For moving out to the rear foot side, we need a different movement. Here we’re breaking the rule about narrowing your stance, but in order to avoid the advancing opponent, we need to bring the front foot in first. After we’ve stepped back to our feet being close together, take another step out with the rear foot – in this way we have formed the long side of the L, then the short. This allows you to pivot quickly, to give up ground to an advancing opponent, but also to come offline and avoid the ropes or a corner. To follow up, the rear straight is once again an effective counter shot.
The previous few movements should be more than enough to get you started. For some more complex, aggressive patterns, have a look at the below.
Drill 5 – The Jose ‘Mantequilla’ Napoles Galloping Jab
This one is a development from the stepping jab, and a technique used beautifully by the Cuban great, Jose Napoles.
While in a stepping jab, the first step is with the front foot, the galloping jab is thrown while stepping up with the rear foot, narrowing your stance, before advancing with the left. You will likely want to be more front-foot heavy to execute this, but the result will be that you come much closer to your opponent and are able to chase down anyone on the retreat. It puts you in a more vulnerable position during the technique, so take care, but puts you in a much more aggressive stance after, allowing you to throw damaging shots.
Drill 6 – The Cus D’Amato Shift
This is a well known classic. Made famous by Cus D’Amato’s student, Mike Tyson, and used in K1 by Badr Hari, this is a devastating short-range movement.
You’ll need to be in the pocket to make this useful. From orthodox, slip your head to the outside. As you bring your head back to the center, take a slight hop to your left and pivot as you do so. This should turn you perpendicular to your opponent, off their firing line, and put you in a short southpaw stance. It will also present you with the opportunity to rattle off power hooks before they’re back in position. Some of the most advanced practitioners are able to fire this off multiple times and swap to both sides. Remember to step away at an angle after, and keep yourself safe during the movement.
Footwork is designed to provide a base for and to support your offensive and defensive techniques.
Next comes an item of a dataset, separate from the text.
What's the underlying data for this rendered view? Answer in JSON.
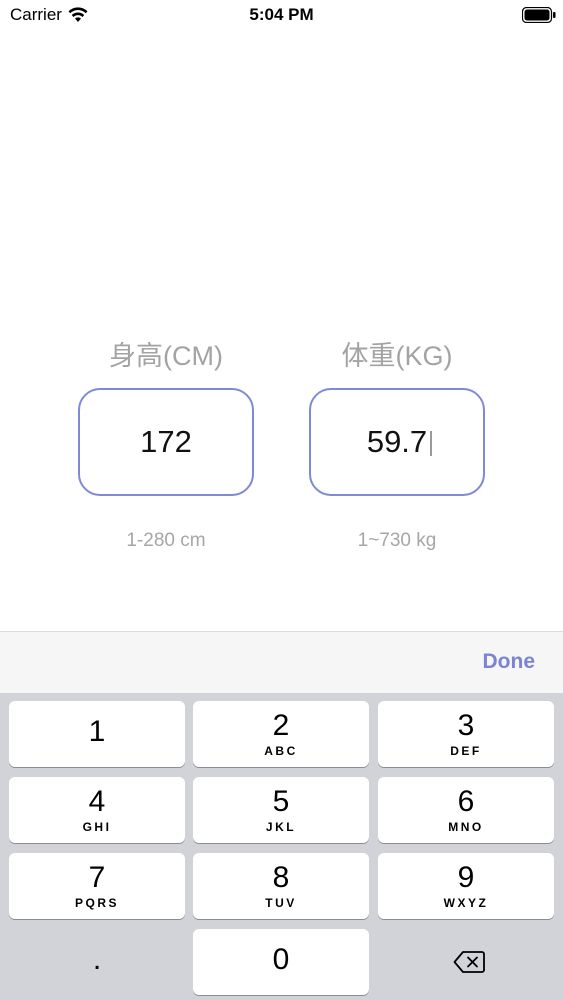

Always make sure to bring in your punches, your head movement, and your strategies into your drilling, and incorporate them into your footwork practice.